WHAT THE EXERCISE ASKS
Each line below with the string "Wbem" should be copied.

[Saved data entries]
- Opening Delimiter -

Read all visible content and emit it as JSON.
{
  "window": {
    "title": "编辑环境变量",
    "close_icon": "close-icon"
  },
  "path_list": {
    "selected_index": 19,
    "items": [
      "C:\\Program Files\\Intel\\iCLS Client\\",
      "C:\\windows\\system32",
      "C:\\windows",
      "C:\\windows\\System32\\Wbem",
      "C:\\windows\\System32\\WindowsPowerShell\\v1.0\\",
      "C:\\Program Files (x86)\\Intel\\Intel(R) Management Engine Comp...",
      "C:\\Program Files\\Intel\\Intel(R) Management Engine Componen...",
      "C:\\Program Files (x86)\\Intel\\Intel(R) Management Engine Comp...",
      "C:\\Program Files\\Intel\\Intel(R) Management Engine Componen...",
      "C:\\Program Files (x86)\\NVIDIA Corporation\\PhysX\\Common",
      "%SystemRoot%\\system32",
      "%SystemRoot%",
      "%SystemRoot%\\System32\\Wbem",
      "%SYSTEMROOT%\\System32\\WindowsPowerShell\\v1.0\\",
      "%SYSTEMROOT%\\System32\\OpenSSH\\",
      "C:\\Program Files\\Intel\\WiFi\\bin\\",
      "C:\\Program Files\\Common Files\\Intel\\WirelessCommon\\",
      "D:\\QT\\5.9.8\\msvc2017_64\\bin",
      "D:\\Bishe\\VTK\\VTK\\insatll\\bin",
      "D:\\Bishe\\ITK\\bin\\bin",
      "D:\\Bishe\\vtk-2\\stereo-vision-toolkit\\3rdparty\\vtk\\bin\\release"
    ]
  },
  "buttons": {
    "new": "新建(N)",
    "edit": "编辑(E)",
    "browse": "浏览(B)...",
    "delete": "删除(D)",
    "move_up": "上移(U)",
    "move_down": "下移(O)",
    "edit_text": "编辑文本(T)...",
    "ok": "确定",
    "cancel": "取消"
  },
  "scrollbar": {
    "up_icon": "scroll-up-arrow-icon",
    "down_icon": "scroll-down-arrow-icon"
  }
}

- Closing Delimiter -

RESPONSE TO THE TASK
      "C:\\windows\\System32\\Wbem",
      "%SystemRoot%\\System32\\Wbem",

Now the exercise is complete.